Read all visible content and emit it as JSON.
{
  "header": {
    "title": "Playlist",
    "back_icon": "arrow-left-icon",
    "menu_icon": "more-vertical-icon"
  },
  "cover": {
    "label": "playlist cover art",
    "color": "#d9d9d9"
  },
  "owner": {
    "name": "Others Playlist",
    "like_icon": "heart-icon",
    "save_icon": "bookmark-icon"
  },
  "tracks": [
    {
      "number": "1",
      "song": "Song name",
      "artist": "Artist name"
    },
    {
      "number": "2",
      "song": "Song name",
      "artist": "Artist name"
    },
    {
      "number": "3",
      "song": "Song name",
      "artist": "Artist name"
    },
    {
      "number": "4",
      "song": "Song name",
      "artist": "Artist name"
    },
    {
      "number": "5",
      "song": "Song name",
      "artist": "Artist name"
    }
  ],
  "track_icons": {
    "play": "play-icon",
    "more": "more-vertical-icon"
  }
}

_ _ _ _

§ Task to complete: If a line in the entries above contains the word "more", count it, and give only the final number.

§ Expected answer: 2